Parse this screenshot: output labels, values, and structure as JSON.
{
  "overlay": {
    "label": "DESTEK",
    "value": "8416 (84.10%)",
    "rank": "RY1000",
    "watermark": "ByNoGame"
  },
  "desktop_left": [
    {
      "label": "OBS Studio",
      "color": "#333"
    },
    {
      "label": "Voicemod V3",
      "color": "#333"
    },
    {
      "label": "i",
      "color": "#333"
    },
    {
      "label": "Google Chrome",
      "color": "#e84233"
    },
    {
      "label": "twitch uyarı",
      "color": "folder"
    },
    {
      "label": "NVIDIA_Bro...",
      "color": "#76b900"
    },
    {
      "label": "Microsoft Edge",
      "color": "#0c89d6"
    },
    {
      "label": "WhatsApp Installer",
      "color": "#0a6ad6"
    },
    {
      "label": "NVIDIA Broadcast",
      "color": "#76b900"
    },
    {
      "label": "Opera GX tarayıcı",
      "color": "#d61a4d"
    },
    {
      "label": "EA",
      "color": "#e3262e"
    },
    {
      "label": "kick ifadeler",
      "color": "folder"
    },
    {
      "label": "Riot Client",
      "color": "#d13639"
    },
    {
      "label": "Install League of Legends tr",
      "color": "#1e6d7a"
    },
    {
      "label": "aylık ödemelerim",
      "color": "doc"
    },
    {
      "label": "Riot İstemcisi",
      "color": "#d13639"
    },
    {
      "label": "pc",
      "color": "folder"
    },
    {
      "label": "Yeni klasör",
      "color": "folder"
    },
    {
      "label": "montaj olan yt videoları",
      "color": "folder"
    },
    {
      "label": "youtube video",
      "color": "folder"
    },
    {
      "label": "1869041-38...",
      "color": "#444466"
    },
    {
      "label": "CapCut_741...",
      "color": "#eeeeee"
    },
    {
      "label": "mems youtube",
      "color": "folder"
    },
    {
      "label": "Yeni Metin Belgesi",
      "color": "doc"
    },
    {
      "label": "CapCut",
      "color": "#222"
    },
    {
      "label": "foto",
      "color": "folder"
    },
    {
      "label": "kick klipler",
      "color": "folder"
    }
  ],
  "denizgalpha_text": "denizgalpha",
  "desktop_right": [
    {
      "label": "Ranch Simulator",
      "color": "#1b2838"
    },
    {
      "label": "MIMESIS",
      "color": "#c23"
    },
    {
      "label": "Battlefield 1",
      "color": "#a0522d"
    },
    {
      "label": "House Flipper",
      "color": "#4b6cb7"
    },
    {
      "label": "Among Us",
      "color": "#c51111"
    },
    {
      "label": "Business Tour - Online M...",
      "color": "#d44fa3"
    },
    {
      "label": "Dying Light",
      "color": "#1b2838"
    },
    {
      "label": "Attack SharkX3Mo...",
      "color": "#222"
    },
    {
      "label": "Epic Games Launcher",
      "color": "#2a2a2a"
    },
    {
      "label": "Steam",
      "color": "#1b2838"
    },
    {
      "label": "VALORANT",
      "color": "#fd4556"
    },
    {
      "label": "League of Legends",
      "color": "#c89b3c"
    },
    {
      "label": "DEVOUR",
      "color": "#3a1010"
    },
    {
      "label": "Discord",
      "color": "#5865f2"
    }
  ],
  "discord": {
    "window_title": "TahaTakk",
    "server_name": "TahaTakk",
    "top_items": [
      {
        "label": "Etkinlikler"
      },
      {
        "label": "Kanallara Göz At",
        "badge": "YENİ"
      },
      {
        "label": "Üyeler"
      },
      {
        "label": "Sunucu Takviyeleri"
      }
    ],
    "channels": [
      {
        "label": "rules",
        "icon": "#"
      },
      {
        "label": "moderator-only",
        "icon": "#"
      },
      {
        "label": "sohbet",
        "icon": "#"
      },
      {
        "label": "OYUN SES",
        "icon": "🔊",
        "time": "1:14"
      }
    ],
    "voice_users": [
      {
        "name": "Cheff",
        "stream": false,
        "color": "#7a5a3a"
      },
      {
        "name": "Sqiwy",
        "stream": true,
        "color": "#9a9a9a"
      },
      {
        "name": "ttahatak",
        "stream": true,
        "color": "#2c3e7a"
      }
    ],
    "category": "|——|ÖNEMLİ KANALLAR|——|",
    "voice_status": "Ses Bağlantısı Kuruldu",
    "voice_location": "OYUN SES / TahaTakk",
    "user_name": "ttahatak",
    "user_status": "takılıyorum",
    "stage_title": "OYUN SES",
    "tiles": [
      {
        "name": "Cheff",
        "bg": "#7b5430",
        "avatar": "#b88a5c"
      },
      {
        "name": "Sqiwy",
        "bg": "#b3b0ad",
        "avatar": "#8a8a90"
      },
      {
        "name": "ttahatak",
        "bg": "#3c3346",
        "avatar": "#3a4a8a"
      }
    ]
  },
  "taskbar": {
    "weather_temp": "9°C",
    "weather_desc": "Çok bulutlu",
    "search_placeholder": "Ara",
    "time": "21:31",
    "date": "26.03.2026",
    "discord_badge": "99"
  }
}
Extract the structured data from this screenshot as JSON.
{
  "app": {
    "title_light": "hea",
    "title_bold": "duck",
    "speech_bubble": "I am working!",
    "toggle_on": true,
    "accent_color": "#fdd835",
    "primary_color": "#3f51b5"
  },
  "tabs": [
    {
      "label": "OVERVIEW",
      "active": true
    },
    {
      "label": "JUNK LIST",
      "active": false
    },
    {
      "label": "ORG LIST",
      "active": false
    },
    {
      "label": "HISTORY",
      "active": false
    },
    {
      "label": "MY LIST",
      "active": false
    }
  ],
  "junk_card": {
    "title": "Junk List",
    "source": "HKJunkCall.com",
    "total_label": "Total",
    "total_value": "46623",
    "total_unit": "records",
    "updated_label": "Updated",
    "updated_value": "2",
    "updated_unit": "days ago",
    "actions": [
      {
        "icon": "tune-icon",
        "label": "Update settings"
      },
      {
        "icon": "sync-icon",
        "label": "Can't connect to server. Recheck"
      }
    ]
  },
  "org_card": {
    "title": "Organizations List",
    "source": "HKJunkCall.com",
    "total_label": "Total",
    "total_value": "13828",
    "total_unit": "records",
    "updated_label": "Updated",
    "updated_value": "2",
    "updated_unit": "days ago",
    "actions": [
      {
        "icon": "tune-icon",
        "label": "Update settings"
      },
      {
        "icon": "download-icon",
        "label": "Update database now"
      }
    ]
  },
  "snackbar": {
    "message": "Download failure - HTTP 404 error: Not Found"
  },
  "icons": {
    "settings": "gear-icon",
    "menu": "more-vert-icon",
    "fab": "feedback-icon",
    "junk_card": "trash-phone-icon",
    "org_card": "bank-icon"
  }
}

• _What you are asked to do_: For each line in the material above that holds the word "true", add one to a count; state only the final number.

• _Result of this task_: 4